▶ Assigned task: Below are some records. Print all of them exactly as they appear.

[Component data from apps and pages]
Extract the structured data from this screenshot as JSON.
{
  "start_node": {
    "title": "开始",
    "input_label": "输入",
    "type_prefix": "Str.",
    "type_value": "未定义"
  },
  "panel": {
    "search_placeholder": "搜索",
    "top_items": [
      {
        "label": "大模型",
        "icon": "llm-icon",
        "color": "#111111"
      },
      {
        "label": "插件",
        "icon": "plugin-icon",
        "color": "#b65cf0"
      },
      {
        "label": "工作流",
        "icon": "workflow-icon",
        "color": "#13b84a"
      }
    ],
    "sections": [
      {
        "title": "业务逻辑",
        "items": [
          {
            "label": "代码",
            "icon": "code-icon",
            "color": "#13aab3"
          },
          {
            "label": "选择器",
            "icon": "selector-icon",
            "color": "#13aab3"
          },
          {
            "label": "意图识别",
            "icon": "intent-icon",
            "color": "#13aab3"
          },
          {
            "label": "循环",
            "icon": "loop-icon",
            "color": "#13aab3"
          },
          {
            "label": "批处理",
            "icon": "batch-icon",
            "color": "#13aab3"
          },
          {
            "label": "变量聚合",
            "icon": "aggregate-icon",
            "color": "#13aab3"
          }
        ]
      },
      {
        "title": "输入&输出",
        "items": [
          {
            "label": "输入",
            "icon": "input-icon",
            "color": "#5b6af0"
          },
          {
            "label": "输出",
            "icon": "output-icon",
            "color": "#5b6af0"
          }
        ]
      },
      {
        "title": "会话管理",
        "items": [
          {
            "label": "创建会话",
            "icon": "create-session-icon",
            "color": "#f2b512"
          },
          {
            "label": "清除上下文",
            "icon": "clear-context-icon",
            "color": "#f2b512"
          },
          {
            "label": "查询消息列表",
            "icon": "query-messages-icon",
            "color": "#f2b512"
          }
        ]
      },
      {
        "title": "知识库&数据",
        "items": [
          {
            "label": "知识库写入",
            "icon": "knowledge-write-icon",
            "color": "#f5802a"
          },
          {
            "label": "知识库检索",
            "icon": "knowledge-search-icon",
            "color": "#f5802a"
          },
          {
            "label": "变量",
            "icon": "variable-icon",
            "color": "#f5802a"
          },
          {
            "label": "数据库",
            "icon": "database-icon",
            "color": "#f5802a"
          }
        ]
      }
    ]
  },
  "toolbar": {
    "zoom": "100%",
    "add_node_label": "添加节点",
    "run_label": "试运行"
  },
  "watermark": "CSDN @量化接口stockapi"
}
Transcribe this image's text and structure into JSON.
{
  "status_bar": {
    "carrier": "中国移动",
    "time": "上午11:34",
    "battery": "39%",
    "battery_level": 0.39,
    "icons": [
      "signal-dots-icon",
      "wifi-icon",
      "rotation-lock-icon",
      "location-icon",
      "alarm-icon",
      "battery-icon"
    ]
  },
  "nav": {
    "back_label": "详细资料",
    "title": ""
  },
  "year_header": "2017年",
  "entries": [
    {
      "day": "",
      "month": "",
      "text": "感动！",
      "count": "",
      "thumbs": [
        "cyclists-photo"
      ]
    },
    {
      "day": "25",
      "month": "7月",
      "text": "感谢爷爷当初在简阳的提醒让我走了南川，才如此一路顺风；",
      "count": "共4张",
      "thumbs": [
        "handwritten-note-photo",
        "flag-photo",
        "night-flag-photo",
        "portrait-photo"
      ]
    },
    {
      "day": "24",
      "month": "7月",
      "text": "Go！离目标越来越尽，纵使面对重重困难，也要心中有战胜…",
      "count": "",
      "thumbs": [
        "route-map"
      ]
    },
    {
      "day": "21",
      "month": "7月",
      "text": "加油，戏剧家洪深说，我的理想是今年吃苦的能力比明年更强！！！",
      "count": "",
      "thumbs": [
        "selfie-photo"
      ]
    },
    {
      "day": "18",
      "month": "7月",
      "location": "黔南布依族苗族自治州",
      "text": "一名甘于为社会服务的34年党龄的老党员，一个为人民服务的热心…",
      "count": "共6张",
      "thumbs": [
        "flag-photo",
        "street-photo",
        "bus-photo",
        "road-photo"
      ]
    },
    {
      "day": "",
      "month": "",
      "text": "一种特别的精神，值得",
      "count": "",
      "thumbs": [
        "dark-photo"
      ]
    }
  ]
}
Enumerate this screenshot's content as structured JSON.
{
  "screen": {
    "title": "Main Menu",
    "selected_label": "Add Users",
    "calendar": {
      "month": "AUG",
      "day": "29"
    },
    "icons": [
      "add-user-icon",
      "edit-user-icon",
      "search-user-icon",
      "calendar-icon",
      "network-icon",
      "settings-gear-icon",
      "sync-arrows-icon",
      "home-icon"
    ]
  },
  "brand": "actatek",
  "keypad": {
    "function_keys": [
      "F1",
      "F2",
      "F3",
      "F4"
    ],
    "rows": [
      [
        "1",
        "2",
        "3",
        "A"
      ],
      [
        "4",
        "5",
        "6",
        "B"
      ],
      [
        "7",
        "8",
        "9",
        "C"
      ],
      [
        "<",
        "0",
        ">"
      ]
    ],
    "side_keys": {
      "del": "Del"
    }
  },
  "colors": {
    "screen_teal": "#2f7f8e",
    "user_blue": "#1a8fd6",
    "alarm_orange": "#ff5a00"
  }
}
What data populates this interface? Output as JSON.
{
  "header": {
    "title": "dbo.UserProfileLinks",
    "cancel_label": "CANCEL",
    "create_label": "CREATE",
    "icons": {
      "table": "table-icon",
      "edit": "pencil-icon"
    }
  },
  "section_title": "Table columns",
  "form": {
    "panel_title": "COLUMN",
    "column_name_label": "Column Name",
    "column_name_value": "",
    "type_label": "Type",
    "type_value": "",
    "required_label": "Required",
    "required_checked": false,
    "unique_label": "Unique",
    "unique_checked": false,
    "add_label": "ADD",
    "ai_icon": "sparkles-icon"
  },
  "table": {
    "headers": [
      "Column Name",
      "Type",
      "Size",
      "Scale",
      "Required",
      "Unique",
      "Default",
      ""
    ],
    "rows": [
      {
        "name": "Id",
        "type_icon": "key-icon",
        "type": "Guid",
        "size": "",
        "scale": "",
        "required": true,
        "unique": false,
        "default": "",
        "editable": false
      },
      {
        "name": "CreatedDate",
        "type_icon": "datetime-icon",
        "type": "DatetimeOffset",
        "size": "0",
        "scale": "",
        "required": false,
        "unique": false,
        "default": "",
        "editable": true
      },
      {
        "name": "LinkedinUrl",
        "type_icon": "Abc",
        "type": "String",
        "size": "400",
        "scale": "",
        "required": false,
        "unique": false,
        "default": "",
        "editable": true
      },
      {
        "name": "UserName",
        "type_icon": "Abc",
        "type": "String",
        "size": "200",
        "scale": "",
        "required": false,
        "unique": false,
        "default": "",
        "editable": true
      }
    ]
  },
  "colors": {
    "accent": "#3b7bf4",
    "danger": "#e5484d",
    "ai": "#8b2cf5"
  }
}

▶ Exercise answer:
Extract the structured data from this screenshot as JSON.
{
  "start_node": {
    "title": "开始",
    "input_label": "输入",
    "type_prefix": "Str.",
    "type_value": "未定义"
  },
  "panel": {
    "search_placeholder": "搜索",
    "top_items": [
      {
        "label": "大模型",
        "icon": "llm-icon",
        "color": "#111111"
      },
      {
        "label": "插件",
        "icon": "plugin-icon",
        "color": "#b65cf0"
      },
      {
        "label": "工作流",
        "icon": "workflow-icon",
        "color": "#13b84a"
      }
    ],
    "sections": [
      {
        "title": "业务逻辑",
        "items": [
          {
            "label": "代码",
            "icon": "code-icon",
            "color": "#13aab3"
          },
          {
            "label": "选择器",
            "icon": "selector-icon",
            "color": "#13aab3"
          },
          {
            "label": "意图识别",
            "icon": "intent-icon",
            "color": "#13aab3"
          },
          {
            "label": "循环",
            "icon": "loop-icon",
            "color": "#13aab3"
          },
          {
            "label": "批处理",
            "icon": "batch-icon",
            "color": "#13aab3"
          },
          {
            "label": "变量聚合",
            "icon": "aggregate-icon",
            "color": "#13aab3"
          }
        ]
      },
      {
        "title": "输入&输出",
        "items": [
          {
            "label": "输入",
            "icon": "input-icon",
            "color": "#5b6af0"
          },
          {
            "label": "输出",
            "icon": "output-icon",
            "color": "#5b6af0"
          }
        ]
      },
      {
        "title": "会话管理",
        "items": [
          {
            "label": "创建会话",
            "icon": "create-session-icon",
            "color": "#f2b512"
          },
          {
            "label": "清除上下文",
            "icon": "clear-context-icon",
            "color": "#f2b512"
          },
          {
            "label": "查询消息列表",
            "icon": "query-messages-icon",
            "color": "#f2b512"
          }
        ]
      },
      {
        "title": "知识库&数据",
        "items": [
          {
            "label": "知识库写入",
            "icon": "knowledge-write-icon",
            "color": "#f5802a"
          },
          {
            "label": "知识库检索",
            "icon": "knowledge-search-icon",
            "color": "#f5802a"
          },
          {
            "label": "变量",
            "icon": "variable-icon",
            "color": "#f5802a"
          },
          {
            "label": "数据库",
            "icon": "database-icon",
            "color": "#f5802a"
          }
        ]
      }
    ]
  },
  "toolbar": {
    "zoom": "100%",
    "add_node_label": "添加节点",
    "run_label": "试运行"
  },
  "watermark": "CSDN @量化接口stockapi"
}
Transcribe this image's text and structure into JSON.
{
  "status_bar": {
    "carrier": "中国移动",
    "time": "上午11:34",
    "battery": "39%",
    "battery_level": 0.39,
    "icons": [
      "signal-dots-icon",
      "wifi-icon",
      "rotation-lock-icon",
      "location-icon",
      "alarm-icon",
      "battery-icon"
    ]
  },
  "nav": {
    "back_label": "详细资料",
    "title": ""
  },
  "year_header": "2017年",
  "entries": [
    {
      "day": "",
      "month": "",
      "text": "感动！",
      "count": "",
      "thumbs": [
        "cyclists-photo"
      ]
    },
    {
      "day": "25",
      "month": "7月",
      "text": "感谢爷爷当初在简阳的提醒让我走了南川，才如此一路顺风；",
      "count": "共4张",
      "thumbs": [
        "handwritten-note-photo",
        "flag-photo",
        "night-flag-photo",
        "portrait-photo"
      ]
    },
    {
      "day": "24",
      "month": "7月",
      "text": "Go！离目标越来越尽，纵使面对重重困难，也要心中有战胜…",
      "count": "",
      "thumbs": [
        "route-map"
      ]
    },
    {
      "day": "21",
      "month": "7月",
      "text": "加油，戏剧家洪深说，我的理想是今年吃苦的能力比明年更强！！！",
      "count": "",
      "thumbs": [
        "selfie-photo"
      ]
    },
    {
      "day": "18",
      "month": "7月",
      "location": "黔南布依族苗族自治州",
      "text": "一名甘于为社会服务的34年党龄的老党员，一个为人民服务的热心…",
      "count": "共6张",
      "thumbs": [
        "flag-photo",
        "street-photo",
        "bus-photo",
        "road-photo"
      ]
    },
    {
      "day": "",
      "month": "",
      "text": "一种特别的精神，值得",
      "count": "",
      "thumbs": [
        "dark-photo"
      ]
    }
  ]
}
Enumerate this screenshot's content as structured JSON.
{
  "screen": {
    "title": "Main Menu",
    "selected_label": "Add Users",
    "calendar": {
      "month": "AUG",
      "day": "29"
    },
    "icons": [
      "add-user-icon",
      "edit-user-icon",
      "search-user-icon",
      "calendar-icon",
      "network-icon",
      "settings-gear-icon",
      "sync-arrows-icon",
      "home-icon"
    ]
  },
  "brand": "actatek",
  "keypad": {
    "function_keys": [
      "F1",
      "F2",
      "F3",
      "F4"
    ],
    "rows": [
      [
        "1",
        "2",
        "3",
        "A"
      ],
      [
        "4",
        "5",
        "6",
        "B"
      ],
      [
        "7",
        "8",
        "9",
        "C"
      ],
      [
        "<",
        "0",
        ">"
      ]
    ],
    "side_keys": {
      "del": "Del"
    }
  },
  "colors": {
    "screen_teal": "#2f7f8e",
    "user_blue": "#1a8fd6",
    "alarm_orange": "#ff5a00"
  }
}
What data populates this interface? Output as JSON.
{
  "header": {
    "title": "dbo.UserProfileLinks",
    "cancel_label": "CANCEL",
    "create_label": "CREATE",
    "icons": {
      "table": "table-icon",
      "edit": "pencil-icon"
    }
  },
  "section_title": "Table columns",
  "form": {
    "panel_title": "COLUMN",
    "column_name_label": "Column Name",
    "column_name_value": "",
    "type_label": "Type",
    "type_value": "",
    "required_label": "Required",
    "required_checked": false,
    "unique_label": "Unique",
    "unique_checked": false,
    "add_label": "ADD",
    "ai_icon": "sparkles-icon"
  },
  "table": {
    "headers": [
      "Column Name",
      "Type",
      "Size",
      "Scale",
      "Required",
      "Unique",
      "Default",
      ""
    ],
    "rows": [
      {
        "name": "Id",
        "type_icon": "key-icon",
        "type": "Guid",
        "size": "",
        "scale": "",
        "required": true,
        "unique": false,
        "default": "",
        "editable": false
      },
      {
        "name": "CreatedDate",
        "type_icon": "datetime-icon",
        "type": "DatetimeOffset",
        "size": "0",
        "scale": "",
        "required": false,
        "unique": false,
        "default": "",
        "editable": true
      },
      {
        "name": "LinkedinUrl",
        "type_icon": "Abc",
        "type": "String",
        "size": "400",
        "scale": "",
        "required": false,
        "unique": false,
        "default": "",
        "editable": true
      },
      {
        "name": "UserName",
        "type_icon": "Abc",
        "type": "String",
        "size": "200",
        "scale": "",
        "required": false,
        "unique": false,
        "default": "",
        "editable": true
      }
    ]
  },
  "colors": {
    "accent": "#3b7bf4",
    "danger": "#e5484d",
    "ai": "#8b2cf5"
  }
}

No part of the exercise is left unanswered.